New York lawmakers voted to pass a bill this week that repeals a discriminatory loitering law that has historically victimized the trans and sex worker communities, culminating years of advocacy by people most affected by the measure.
Initially, the New York Senate overwhelmingly approved the legislation by a margin of 45-16. On Tuesday, the assembly matched their energy in another landslide vote of 105-44 and passed a motion to repeal the “walking while trans” loitering ban. The new bill also amends Section 160.50 of the criminal procedure law to seal past convictions under the oppressive law, according to local news outlet amNY.
“COVID exposed low tide in America and the ‘walking while trans’ policy is one example of the ugly undercurrents of injustices that transgender New Yorkers — especially those of color — face simply for walking down the street,” Cuomo said in a statement.
The “walking while trans” ban has obstructed many people from seeking employment, housing and other civil liberties. Advocates who support the revocation said that police officers have used the antiquated law, Section 240.37 of the New York State Penal Code, to harass and detain transgender women of color for simply walking down the street.
After years of advocacy work and local organizing, the repeal bill finally reached the assembly floor in 2019, but it wasn’t voted upon. It would later stall in the Senate Codes Committee. Activists started to question Senate leaders a year later about the bill’s delayed process, amNY reported.
Manhattan State Senator Brad Hoylman, who is gay, and Westchester Assemblymember Amy Paulin, the bill’s lead sponsors, worked with advocates to drum up support from other lawmakers. In June 2020, the New York Senate acquired the co-sponsors necessary to pass the bill and the support snowballed from there.
“The Senate today corrects an injustice in our penal code that has permitted law enforcement to arrest transgender women — namely those of color, along with immigrants and LGBTQ youth — simply for walking down the street and the clothes they wear,” Hoylman said in a statement after the bill passed. “This outdated, discriminatory statute has led to hundreds of unnecessary arrests of transgender women of color and a broader culture of fear and intimidation for transgender and gender non-conforming New Yorkers.”
State Senator Jabari Brisport, who is gay, responded to the passing of the bill by acknowledging that New York has made major changes on LGBTQ rights in a relatively short amount of time.
“Twelve years ago the New York State Senate voted no on same sex marriage,” Brisport tweeted. “Today we just voted to repeal Walking While Trans. How far we’ve come. Queer rights are human rights and Black Trans Lives Matter.”
12 years ago the NY State Senate voted no on same sex marriage.
Today we just voted to repeal Walking While Trans. How far we’ve come.
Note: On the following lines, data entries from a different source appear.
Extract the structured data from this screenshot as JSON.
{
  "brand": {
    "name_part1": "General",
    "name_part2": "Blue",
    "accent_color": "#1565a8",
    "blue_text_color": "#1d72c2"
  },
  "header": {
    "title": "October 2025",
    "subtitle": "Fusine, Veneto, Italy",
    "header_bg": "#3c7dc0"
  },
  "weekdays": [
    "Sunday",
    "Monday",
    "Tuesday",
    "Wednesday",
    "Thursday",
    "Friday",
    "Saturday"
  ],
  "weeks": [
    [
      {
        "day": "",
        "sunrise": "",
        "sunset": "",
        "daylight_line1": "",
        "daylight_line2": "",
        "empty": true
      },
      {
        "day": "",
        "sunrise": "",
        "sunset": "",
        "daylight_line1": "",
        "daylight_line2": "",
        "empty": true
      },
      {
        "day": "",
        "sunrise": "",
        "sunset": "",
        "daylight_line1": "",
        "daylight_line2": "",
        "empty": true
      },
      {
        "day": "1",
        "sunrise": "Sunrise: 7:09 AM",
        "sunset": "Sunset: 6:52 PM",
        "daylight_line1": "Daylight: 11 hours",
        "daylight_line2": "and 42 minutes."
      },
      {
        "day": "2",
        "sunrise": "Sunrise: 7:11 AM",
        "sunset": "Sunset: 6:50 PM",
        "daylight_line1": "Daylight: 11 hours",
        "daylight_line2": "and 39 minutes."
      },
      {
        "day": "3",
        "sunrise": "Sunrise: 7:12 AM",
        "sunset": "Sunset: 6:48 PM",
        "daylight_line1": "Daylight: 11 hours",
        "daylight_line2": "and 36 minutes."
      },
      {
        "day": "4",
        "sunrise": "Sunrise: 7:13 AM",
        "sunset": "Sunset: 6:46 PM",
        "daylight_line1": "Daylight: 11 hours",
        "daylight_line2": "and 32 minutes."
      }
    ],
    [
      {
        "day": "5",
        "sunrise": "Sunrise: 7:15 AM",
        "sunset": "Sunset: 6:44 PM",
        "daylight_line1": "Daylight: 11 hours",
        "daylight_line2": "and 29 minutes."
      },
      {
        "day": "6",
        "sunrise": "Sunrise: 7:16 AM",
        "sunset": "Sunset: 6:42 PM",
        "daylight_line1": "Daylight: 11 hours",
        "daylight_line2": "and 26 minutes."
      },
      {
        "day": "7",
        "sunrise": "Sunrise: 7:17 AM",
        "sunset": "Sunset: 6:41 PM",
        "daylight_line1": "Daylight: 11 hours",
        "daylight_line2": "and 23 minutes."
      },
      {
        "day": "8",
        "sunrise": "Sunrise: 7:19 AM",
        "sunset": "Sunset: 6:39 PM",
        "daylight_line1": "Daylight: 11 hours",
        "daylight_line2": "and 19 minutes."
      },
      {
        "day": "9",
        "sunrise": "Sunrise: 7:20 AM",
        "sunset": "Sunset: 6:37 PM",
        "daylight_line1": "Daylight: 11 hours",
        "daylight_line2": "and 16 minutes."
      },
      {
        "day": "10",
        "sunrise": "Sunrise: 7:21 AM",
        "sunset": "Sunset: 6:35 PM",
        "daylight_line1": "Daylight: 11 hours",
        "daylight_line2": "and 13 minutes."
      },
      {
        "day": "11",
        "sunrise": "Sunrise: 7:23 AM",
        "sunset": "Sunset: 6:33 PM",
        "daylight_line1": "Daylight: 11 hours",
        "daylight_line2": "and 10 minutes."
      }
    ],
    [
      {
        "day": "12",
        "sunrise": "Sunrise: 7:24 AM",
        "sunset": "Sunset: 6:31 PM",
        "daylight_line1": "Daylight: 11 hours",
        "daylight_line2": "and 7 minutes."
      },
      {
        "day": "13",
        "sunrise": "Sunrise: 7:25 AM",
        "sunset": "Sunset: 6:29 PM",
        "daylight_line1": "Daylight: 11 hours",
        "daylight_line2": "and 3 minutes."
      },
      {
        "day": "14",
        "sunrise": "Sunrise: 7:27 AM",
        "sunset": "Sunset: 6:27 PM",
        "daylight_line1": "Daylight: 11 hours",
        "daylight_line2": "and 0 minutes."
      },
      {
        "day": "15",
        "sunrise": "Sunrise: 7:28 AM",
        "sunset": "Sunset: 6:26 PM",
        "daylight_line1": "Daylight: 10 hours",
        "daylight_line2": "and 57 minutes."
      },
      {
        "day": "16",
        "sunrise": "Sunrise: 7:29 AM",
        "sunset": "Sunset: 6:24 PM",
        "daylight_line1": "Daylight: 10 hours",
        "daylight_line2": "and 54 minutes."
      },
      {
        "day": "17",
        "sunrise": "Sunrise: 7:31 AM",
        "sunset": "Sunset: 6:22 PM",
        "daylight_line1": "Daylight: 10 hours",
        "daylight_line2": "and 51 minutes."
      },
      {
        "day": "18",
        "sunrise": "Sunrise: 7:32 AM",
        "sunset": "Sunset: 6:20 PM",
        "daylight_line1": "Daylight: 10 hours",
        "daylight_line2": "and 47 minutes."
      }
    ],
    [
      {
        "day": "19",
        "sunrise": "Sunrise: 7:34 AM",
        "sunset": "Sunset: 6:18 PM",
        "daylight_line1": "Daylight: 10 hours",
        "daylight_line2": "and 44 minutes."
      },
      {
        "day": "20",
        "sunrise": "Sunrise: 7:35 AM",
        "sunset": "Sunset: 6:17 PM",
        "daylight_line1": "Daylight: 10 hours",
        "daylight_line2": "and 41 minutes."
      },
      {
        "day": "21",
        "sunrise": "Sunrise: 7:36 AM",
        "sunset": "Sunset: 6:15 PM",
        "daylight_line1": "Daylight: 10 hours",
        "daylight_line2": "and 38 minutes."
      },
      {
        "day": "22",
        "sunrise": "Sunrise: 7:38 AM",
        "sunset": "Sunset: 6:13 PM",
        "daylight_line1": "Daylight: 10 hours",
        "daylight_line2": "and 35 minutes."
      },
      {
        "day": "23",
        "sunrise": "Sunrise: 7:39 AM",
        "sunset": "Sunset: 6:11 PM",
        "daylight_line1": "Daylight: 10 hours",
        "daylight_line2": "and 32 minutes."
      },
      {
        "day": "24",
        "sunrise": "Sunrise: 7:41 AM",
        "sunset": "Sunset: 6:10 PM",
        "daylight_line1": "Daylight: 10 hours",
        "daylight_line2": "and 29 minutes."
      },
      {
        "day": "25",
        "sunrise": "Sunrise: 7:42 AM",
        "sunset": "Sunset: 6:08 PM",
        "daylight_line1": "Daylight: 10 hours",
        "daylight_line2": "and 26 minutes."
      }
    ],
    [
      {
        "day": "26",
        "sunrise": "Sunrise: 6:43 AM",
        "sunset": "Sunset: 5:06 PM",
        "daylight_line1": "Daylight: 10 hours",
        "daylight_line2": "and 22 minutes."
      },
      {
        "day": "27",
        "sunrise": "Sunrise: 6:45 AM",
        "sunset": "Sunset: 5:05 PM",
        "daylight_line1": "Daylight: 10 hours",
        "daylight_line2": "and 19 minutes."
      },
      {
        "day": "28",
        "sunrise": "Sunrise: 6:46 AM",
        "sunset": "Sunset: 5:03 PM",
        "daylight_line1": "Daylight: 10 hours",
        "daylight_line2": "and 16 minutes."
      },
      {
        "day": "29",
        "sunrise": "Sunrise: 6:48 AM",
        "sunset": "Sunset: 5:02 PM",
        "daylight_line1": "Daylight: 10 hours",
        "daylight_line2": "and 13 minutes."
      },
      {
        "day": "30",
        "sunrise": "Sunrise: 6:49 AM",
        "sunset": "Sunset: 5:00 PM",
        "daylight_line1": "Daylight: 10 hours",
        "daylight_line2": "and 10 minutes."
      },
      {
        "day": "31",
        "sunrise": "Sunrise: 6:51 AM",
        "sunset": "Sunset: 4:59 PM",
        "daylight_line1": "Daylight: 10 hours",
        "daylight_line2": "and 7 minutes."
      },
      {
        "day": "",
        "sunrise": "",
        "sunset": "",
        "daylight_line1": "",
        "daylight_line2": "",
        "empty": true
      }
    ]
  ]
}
Queer rights are human rights and Black Trans Lives Matter.
— Jabari Brisport🌹 (@JabariBrisport) February 2, 2021
During a debate on the Senate floor on Tuesday, Republicans argued that repealing the ban might adversely affect the sex worker and transgender communities, potentially increasing the amount of disproportionate violence they experience. Some even contended that the repeal might lead to a push to decriminalize sex work.
Staten Island Assemblymember Michael Reilly said that repealing the law would lead to a culture prevalent with “red light districts” and “carjacking.” Several other assembly members suggested that it would be easy for lawmakers to contact law enforcement agencies and “have them modify their behavior,” amNY reported.
The NYPD has already changed its patrol manual to advise officers against upholding the loitering law, according to the Queens Daily Eagle. However, that has done little to stop officers from harassing sex workers and trans women.
Advocates have tried to educate politicians about how sex trafficking victims are less likely to seek help out fear of the current laws. Undocumented immigrants earning a living doing sex work face even more issues as any encounter with police could put them at risk for deportation, according to a study done by Fair.
Attorney Jared Trujillo, a former sex worker and a driving activist behind the legislation, said that the loitering law is “a direct descendent” of Jim Crow-era laws meant to disenfranchise Black people.
“Forty-seven percent of Black trans women are incarcerated at some point in their lives. I want to acknowledge that 40 percent of homeless youth are queer and trans because of how this country treats folks. I want to remind folks that we still have really inhumane solitary practices which are fatal consequences. Today is a day that everyone should be proud of. Today is the day that trans Black and brown folks should be proud of because this is your labor, your emotional fight,” he said.